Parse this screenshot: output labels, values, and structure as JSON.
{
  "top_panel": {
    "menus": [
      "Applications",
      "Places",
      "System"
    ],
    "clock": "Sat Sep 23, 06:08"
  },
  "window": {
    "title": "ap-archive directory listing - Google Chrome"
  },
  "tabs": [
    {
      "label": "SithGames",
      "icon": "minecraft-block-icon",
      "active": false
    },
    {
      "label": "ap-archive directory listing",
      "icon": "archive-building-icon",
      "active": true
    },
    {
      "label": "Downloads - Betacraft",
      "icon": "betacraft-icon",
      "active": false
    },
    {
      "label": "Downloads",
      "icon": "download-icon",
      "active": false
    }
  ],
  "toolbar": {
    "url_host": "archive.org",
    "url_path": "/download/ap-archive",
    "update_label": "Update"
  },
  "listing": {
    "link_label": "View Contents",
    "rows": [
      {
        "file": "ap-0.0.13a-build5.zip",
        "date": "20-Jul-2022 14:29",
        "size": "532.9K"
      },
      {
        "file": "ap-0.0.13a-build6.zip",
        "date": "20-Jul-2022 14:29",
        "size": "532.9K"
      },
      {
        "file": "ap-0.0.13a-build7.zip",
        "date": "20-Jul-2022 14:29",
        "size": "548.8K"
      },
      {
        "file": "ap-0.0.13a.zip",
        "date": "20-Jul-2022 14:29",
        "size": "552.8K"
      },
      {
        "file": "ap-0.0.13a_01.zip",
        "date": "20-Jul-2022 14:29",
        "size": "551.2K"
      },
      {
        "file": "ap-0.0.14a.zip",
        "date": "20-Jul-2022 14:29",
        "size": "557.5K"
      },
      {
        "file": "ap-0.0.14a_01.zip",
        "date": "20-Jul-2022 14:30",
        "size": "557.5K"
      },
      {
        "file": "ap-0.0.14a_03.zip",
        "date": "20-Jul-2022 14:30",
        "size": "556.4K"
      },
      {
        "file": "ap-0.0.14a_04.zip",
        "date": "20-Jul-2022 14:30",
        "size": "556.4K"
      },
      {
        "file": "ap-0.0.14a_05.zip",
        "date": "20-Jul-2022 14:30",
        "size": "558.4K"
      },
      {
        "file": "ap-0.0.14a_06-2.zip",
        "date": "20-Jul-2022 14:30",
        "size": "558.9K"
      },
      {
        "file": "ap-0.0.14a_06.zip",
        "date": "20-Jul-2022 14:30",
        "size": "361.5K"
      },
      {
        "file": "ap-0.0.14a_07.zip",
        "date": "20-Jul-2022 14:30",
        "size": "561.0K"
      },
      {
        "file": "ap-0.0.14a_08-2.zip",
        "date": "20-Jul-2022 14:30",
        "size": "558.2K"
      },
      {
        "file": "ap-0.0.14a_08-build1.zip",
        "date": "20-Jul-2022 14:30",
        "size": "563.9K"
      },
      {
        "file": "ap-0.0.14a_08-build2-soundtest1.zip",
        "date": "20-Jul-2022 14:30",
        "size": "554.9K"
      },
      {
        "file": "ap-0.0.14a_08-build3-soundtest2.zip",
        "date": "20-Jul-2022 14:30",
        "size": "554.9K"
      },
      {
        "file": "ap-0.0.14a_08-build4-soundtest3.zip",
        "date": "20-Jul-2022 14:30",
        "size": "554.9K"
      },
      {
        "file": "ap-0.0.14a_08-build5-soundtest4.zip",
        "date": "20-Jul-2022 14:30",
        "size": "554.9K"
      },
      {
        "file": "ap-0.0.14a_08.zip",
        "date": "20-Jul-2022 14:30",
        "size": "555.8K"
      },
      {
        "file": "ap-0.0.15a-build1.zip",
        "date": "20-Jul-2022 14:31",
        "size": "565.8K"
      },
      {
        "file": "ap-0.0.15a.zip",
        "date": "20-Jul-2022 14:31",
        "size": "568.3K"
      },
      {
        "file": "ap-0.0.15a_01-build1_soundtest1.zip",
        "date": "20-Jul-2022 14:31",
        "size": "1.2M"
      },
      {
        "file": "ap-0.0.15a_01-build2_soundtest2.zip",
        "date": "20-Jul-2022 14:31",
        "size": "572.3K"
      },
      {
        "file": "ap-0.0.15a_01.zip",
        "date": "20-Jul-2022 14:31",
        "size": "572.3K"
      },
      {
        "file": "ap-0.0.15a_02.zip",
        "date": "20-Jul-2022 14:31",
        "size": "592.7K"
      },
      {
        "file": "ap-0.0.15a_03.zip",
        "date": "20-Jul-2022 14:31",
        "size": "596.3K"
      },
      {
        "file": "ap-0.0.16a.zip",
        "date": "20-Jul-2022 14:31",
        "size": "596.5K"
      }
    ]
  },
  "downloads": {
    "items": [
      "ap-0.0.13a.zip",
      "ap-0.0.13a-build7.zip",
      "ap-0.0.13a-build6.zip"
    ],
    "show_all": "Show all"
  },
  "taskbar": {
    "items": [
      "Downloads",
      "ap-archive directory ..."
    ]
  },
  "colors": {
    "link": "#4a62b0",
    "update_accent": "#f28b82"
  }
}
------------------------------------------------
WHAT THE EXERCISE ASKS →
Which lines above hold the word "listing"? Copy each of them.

ANSWER FOR THIS EXERCISE →
    "title": "ap-archive directory listing - Google Chrome"
      "label": "ap-archive directory listing",
  "listing": {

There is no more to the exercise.